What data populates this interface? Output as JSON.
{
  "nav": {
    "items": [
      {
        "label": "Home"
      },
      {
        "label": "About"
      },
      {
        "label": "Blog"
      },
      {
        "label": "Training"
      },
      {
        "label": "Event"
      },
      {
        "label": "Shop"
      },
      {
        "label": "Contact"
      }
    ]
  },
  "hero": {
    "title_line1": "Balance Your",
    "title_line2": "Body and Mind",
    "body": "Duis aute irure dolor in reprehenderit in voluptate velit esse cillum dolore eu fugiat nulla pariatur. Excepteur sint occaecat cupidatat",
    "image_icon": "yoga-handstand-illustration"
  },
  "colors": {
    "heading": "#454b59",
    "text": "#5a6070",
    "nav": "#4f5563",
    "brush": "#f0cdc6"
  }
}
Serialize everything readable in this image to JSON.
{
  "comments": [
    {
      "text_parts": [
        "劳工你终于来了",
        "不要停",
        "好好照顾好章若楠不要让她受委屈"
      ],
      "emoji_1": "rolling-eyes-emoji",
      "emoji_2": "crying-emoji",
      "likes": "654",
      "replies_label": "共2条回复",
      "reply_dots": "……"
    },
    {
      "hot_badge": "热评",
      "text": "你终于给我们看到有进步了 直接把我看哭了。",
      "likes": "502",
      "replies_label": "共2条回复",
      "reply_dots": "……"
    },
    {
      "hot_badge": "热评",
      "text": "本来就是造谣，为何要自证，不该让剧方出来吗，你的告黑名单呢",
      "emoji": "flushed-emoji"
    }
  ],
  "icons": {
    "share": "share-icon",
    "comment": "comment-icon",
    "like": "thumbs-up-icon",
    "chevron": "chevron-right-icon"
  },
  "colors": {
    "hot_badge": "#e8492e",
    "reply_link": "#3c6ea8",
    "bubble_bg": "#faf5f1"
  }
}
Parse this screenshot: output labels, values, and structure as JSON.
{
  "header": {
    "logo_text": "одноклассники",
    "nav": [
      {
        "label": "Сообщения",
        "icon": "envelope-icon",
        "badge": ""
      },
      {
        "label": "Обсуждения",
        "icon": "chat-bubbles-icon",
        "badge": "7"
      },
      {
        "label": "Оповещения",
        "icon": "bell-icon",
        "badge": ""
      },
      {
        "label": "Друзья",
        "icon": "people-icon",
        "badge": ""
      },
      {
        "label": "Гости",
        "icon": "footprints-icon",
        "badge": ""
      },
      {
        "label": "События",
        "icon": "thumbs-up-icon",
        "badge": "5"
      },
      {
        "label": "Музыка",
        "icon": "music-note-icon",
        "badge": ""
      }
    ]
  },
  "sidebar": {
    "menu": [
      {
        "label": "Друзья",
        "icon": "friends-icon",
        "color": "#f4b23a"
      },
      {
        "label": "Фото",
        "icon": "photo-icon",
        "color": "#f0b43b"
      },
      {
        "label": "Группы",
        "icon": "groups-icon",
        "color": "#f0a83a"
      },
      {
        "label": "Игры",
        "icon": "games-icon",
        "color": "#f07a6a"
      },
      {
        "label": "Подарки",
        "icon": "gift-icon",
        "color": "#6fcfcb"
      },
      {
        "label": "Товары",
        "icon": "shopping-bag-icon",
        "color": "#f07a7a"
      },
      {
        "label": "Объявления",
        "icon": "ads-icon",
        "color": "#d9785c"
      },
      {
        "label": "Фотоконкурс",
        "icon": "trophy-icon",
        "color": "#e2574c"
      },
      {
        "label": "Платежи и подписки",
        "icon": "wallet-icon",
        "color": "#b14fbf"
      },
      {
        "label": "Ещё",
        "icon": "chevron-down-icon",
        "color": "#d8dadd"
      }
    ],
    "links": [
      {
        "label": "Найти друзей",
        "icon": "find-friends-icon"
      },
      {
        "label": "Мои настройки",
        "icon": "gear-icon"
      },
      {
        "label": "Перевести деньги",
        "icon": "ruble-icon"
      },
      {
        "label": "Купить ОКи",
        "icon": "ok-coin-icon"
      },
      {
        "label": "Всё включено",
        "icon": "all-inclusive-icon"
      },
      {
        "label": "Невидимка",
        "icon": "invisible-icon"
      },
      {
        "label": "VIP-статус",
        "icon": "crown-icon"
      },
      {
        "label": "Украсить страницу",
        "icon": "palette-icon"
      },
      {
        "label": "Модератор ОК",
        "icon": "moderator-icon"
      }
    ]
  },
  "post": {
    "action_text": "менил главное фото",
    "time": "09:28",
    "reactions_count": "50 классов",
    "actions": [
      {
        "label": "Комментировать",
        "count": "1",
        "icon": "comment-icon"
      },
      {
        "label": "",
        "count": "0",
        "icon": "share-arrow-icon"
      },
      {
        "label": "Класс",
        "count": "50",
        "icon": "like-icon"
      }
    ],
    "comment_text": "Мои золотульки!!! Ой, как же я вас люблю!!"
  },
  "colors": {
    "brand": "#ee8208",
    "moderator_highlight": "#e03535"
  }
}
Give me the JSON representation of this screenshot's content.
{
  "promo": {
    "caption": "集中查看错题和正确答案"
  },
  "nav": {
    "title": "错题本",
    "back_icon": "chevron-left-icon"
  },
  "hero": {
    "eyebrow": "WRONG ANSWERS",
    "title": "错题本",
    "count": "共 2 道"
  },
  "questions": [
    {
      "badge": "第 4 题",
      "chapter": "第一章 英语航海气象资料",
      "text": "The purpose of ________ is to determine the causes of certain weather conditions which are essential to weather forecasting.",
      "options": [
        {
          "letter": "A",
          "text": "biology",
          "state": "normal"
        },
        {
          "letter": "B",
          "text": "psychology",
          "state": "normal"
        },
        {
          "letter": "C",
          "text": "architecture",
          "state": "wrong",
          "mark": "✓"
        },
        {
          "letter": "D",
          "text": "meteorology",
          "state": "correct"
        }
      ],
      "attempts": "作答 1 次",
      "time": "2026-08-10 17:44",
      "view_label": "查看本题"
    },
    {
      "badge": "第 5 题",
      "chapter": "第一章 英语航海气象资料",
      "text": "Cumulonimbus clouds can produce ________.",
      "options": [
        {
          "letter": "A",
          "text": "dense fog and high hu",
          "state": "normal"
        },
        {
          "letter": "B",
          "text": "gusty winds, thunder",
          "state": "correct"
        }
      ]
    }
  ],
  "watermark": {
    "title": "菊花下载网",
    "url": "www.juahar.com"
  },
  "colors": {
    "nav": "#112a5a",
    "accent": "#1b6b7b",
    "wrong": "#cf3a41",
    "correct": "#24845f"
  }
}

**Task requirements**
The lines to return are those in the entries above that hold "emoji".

**Response below**
      "emoji_1": "rolling-eyes-emoji",
      "emoji_2": "crying-emoji",
      "emoji": "flushed-emoji"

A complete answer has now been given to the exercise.